'Bliss' Explained: What is the real world where Owen Wilson and Salma Hayek's characters exist? Here's the answer
Spoilers for ‘Bliss’
The merits or demerits of ‘Bliss’ can be debated. The Amazon Prime Video sci-fi film starring Owen Wilson and Salma Hayek is an oddball in many ways. Borrowing ideas from ‘The Matrix’, myriad episodes of ‘Black Mirror’, and even ‘Westworld’, the film tells a tragic story of Greg and Isabel, and how these two people in love are ultimately separated from each other. Despite how good you think the film is, however, its style and story leave a lot of things ambiguous. Let’s take a look at the main questions that need to be answered here:
What is this futuristic technology?
The film’s story hinges on the idea that there exists a utopia where no one is poor, there is no pollution, where everyone is free to pursue their passion, and all is perfect. Except, the idea of utopias is fundamentally paradoxical.
Remember the end of ‘The Good Place’? “On paper, this is paradise: all of your desires and needs are met,” says Hypatia of Alexandria, Lisa Kudrow’s character. “But it’s infinite and when perfection goes on forever you become this glassy-eyed, mush person.”
Somewhat differently from that, the eponymous bliss experienced by people in this utopia is transient. And people start getting disgruntled. They’re annoyed. Even if by inconveniences that can really not be called that. So, to overcome this, Isabel, a scientist, invents something she calls the “brainbox” and this brainbox is the simulation of a world full of inequalities and injustices and poverty and unhappiness.
As the story goes, Greg is Isabel’s husband and a test subject in her experiment. And the life of Greg we saw before the revelation of the so-called real world, that was just a simulation. He was unhappy, discontent, depressed -- just generally unable to cope with his life. And then Isabel finds him there and brings him back. But there are some problems. They need a kind of crystal to come back to reality (ten each in fact) and because they did not have enough of these blue crystals, there were side effects.
One, Greg no longer remembered anything from the so-called real world and had to be introduced to everything. Two, he brought back some of the “fake persons” from the simulation into the real world and they began wreaking havoc.
Which world is the real world?
There are signs from early on that the world where the unhappy divorced and recently-fired Greg lives may be a fake one. There are cleverly placed glitches here and there, making viewers question what they saw. But the question still remains: which world is real?
One has to wonder, especially given how the film ended, if the depressed and out-of-work and divorced Greg’s reality is the actual one. It is plausible. The film begins with Greg as a broken man. His head is filled with medication (it’s not specified what the meds are for) and fantasies of a dream house. His daughter Emily (Nesta Cooper) is the only one who still cares for him. And he loses his job. And while he’s getting fired, he accidentally hurts his boss, and in all probability, kills him.

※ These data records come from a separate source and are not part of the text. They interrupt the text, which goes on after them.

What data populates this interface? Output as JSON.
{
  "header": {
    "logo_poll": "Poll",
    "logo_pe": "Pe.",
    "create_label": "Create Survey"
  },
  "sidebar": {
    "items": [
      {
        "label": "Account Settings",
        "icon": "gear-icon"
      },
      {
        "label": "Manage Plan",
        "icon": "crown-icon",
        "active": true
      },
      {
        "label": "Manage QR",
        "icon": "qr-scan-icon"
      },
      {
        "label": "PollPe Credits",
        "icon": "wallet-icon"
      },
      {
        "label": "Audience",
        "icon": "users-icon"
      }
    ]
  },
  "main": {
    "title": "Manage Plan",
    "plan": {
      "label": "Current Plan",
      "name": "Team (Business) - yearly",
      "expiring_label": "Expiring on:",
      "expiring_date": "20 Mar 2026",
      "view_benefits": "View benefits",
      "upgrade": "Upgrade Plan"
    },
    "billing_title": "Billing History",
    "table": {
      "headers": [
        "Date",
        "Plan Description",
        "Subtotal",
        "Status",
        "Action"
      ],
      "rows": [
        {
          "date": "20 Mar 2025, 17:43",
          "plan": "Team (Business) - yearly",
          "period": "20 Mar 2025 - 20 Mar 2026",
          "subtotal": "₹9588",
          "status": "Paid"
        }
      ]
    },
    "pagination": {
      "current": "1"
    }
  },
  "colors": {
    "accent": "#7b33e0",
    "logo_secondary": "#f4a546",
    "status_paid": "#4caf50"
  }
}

It is possible that all that takes place in the aftermath is a drug-induced psychotic break he’s experiencing, in the company of Isabel, a homeless paranoid schizophrenic sex-worker who provides him with narcotics and pulls him into her delusional world of a utopia where everyone is happy and his dream house exists. The film ends with Greg checking himself into rehab and telling the people at group therapy that a woman called Emily claims to be his daughter and that he believes her.
The life of Greg in the so-called simulation turns steadily worse. He goes from on-the-run, to become homeless and incommunicado with his daughter, to having no money and living off stale food restaurants have thrown out, and to be heavily dependent on the pills Isabel gives him. We see on several occasions Emily expressing concern for him.
Isabel probably exits. But she is no scientist. Just another homeless person the system has given up on. And that would become Greg’s fate as well if he continues to encourage this blissful idea of a world without wants and needs.
‘Bliss’ is streaming on Amazon Prime Video.